Angela Jefferson has spent the past 30 years of her life in prison, with no end in sight.
The state’s Advisory Board of Pardons recently denied her even a hearing. No surprise there. Only two such commutation hearings have been granted since 2014, with more than 200 petitions still pending.
Jefferson, who was convicted of first-degree murder at age 21 for stabbing a man who had cheated on her, is one of 24 women serving life without parole behind the walls of MCI Framingham. Seventeen of them are over the age of 50.
Statewide, 1,013 inmates — 1 in every 6 men and women incarcerated in a Massachusetts state prison — are there without any chance for parole. More than half that number are over the age of 50, according to Department of Correction data as of the end of July.
The graying of the state’s prison population, combined with the failure of the Parole Board (whose members also double as the Advisory Board of Pardons) to provide a meaningful off-ramp for those who have attempted to lead exemplary lives behind bars, means the state is spending in excess of $100,000 a year to care for people unlikely to reoffend.
One study, involving the release of 200 elderly prisoners who had been sentenced to life and served decades in Maryland state prisons but were released following a court decision invalidated their sentences, found they had a recidivism rate of 3 percent. That tracks with what other studies have found about overall recidivism rates among older people. For instance, a study of federal prisoners by the US Sentencing Commission found, “Older offenders were substantially less likely than younger offenders to recidivate following release.” Followed over an eight-year period, 13.4 percent of offenders age 65 or older at the time of release ended up back in prison, compared with 68 percent of those under age 21.
“There are women living with dementia in Framingham, women using walkers, women in wheelchairs,” said Sashi James, a community organizer for Families for Justice as Healing. “It just makes no sense.”
James’s organization has taken up the cases of a number of those women now serving life without parole, including that of Angela Jefferson.
James said officials had rejected Jefferson’s petition for a commutation, which would make her parole-eligible, because she hadn’t participated in enough prison programs. “First of all, there’s just not enough programming at Framingham, and during COVID some of what they did have was canceled,” James said.
In spite of that, Jefferson, the mother of three and now grandmother of one, is well on her way to a bachelor’s degree from Boston University.
Also on the group’s list is Nancy Netto, age 64, having served 28 years in Framingham on charges of joint felony murder with her husband, who was convicted of actually wielding the knife that killed Robert Levesque in 1993. The legal doctrine under which she was held jointly responsible has since been revisited and narrowed by the state’s highest court, but not Netto’s case.
“She’s now in a wheelchair,” James said.
Indeed, one consequence of the state’s stinginess on clemency is a prison population dealing with all the challenges of aging. “Compared to their counterparts in the [larger] community, older prisoners have a greater incidence of illness, disease, disability, and mental health diagnoses,” Michael Pittaro, a member of the criminal justice faculty at American Military University, wrote in a blog post. “They require more care at a younger age.” That’s not cheap. In Massachusetts, should an inmate need to be hospitalized for a long-term or chronic illness at the Shattuck Hospital (a state public health hospital now scheduled to close), the annual cost is in excess of $200,000 a year.

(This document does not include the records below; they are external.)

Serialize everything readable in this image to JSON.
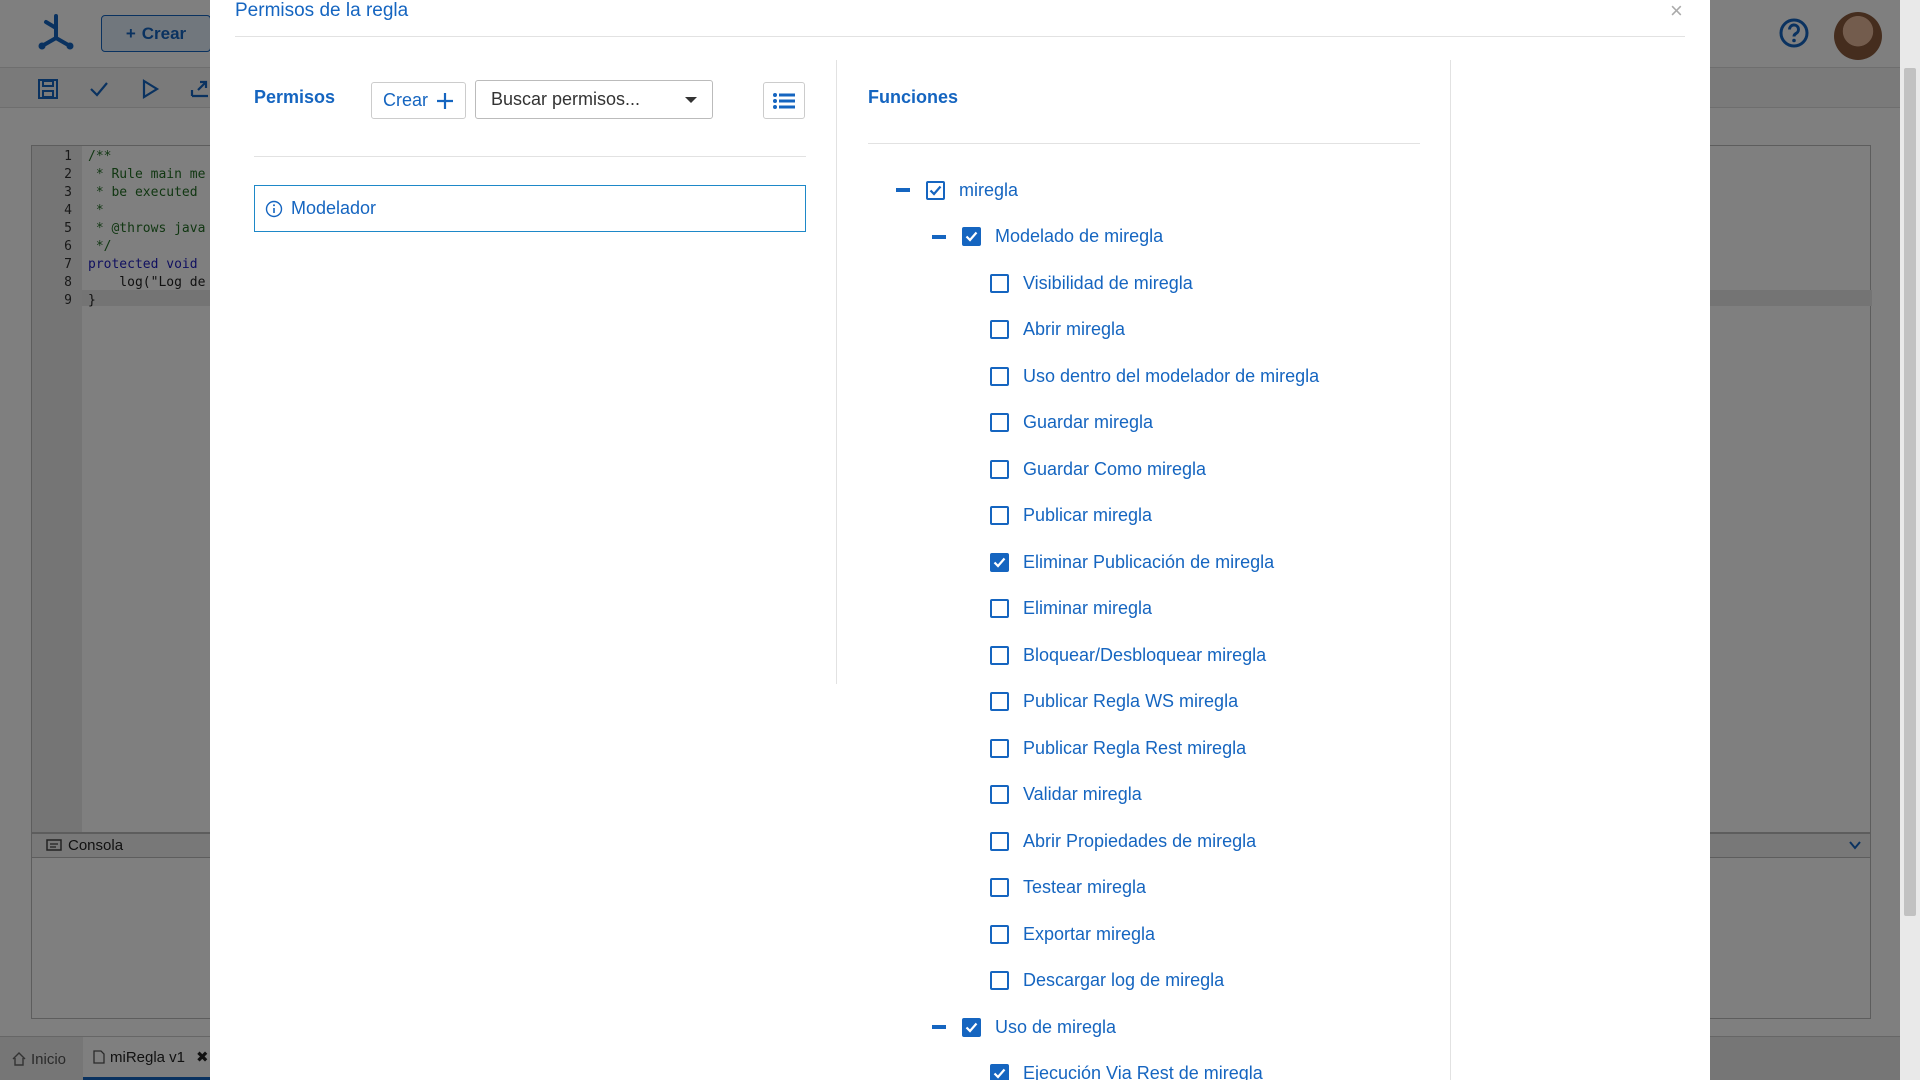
{
  "background": {
    "top_button_label": "Crear",
    "console_label": "Consola",
    "code_lines": [
      {
        "num": "1",
        "text": "/**",
        "cls": "c-com"
      },
      {
        "num": "2",
        "text": " * Rule main me",
        "cls": "c-com"
      },
      {
        "num": "3",
        "text": " * be executed",
        "cls": "c-com"
      },
      {
        "num": "4",
        "text": " *",
        "cls": "c-com"
      },
      {
        "num": "5",
        "text": " * @throws java",
        "cls": "c-com"
      },
      {
        "num": "6",
        "text": " */",
        "cls": "c-com"
      },
      {
        "num": "7",
        "text": "protected void",
        "cls": "c-kw"
      },
      {
        "num": "8",
        "text": "    log(\"Log de",
        "cls": ""
      },
      {
        "num": "9",
        "text": "}",
        "cls": ""
      }
    ],
    "tabs": {
      "home": "Inicio",
      "rule": "miRegla v1"
    }
  },
  "modal": {
    "title": "Permisos de la regla",
    "close_glyph": "×",
    "permisos": {
      "title": "Permisos",
      "create_label": "Crear",
      "search_placeholder": "Buscar permisos...",
      "items": [
        "Modelador"
      ]
    },
    "funciones": {
      "title": "Funciones",
      "tree": [
        {
          "label": "miregla",
          "level": 0,
          "state": "checked",
          "collapsible": true
        },
        {
          "label": "Modelado de miregla",
          "level": 1,
          "state": "checked",
          "collapsible": true
        },
        {
          "label": "Visibilidad de miregla",
          "level": 2,
          "state": "unchecked"
        },
        {
          "label": "Abrir miregla",
          "level": 2,
          "state": "unchecked"
        },
        {
          "label": "Uso dentro del modelador de miregla",
          "level": 2,
          "state": "unchecked"
        },
        {
          "label": "Guardar miregla",
          "level": 2,
          "state": "unchecked"
        },
        {
          "label": "Guardar Como miregla",
          "level": 2,
          "state": "unchecked"
        },
        {
          "label": "Publicar miregla",
          "level": 2,
          "state": "unchecked"
        },
        {
          "label": "Eliminar Publicación de miregla",
          "level": 2,
          "state": "checked"
        },
        {
          "label": "Eliminar miregla",
          "level": 2,
          "state": "unchecked"
        },
        {
          "label": "Bloquear/Desbloquear miregla",
          "level": 2,
          "state": "unchecked"
        },
        {
          "label": "Publicar Regla WS miregla",
          "level": 2,
          "state": "unchecked"
        },
        {
          "label": "Publicar Regla Rest miregla",
          "level": 2,
          "state": "unchecked"
        },
        {
          "label": "Validar miregla",
          "level": 2,
          "state": "unchecked"
        },
        {
          "label": "Abrir Propiedades de miregla",
          "level": 2,
          "state": "unchecked"
        },
        {
          "label": "Testear miregla",
          "level": 2,
          "state": "unchecked"
        },
        {
          "label": "Exportar miregla",
          "level": 2,
          "state": "unchecked"
        },
        {
          "label": "Descargar log de miregla",
          "level": 2,
          "state": "unchecked"
        },
        {
          "label": "Uso de miregla",
          "level": 1,
          "state": "checked",
          "collapsible": true
        },
        {
          "label": "Ejecución Via Rest de miregla",
          "level": 2,
          "state": "checked"
        }
      ]
    }
  },
  "colors": {
    "accent": "#1565c0",
    "overlay": "rgba(0,0,0,0.5)"
  }
}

Some states, like Pennsylvania, have looked to a broader use of clemency to deal with the issue of aging prisoners serving life without parole.
California was forced by a federal court order to reduce its prison population and to begin by implementing a parole process for inmates over the age of 60 who have been imprisoned for at least 25 years. Legislation passed in 2020 subsequently forced the state’s Department of Corrections and Rehabilitation to order elder parole hearings for inmates beginning at age 50 and after 20 years of incarceration.
In Massachusetts, a growing group of lawmakers is proposing to change the state’s law to mandate parole eligibility after 25 years of incarceration. There are exceptions in the bill for those convicted of multiple murders and those confined to the hospital at MCI Bridgewater, used to house those judged criminally insane. It also mandates the Department of Correction to set up a restorative justice program for anyone sentenced to more than 25 years in prison “in order to develop a plan of reconciliation.”
Despite having more than two dozen sponsors, the bill, filed by state Representatives Liz Miranda and Jay Livingstone, both of Boston, has thus far gained little traction this year on Beacon Hill — something members of the Legislature’s Criminal Justice Reform caucus hope to change with an Oct. 14 Zoom briefing on the issue.
Massachusetts doesn’t have an overcrowding problem as California did. But neither does it have a well-functioning commutation process for those currently not parole-eligible. A well-managed corrections system should provide both hope and incentives for inmates “to utilize available resources for self-development and self-improvement” so they can “become law-abiding citizens and return to society.” That quote comes directly from Governor Charlie Baker’s own clemency guidelines.
Whether through an expanded use of clemency or a new path to parole for aging prisoners currently without one, it’s high time Massachusetts added a healthy dose of real justice to its criminal justice system.
Editorials represent the views of the Boston Globe Editorial Board. Follow us @GlobeOpinion.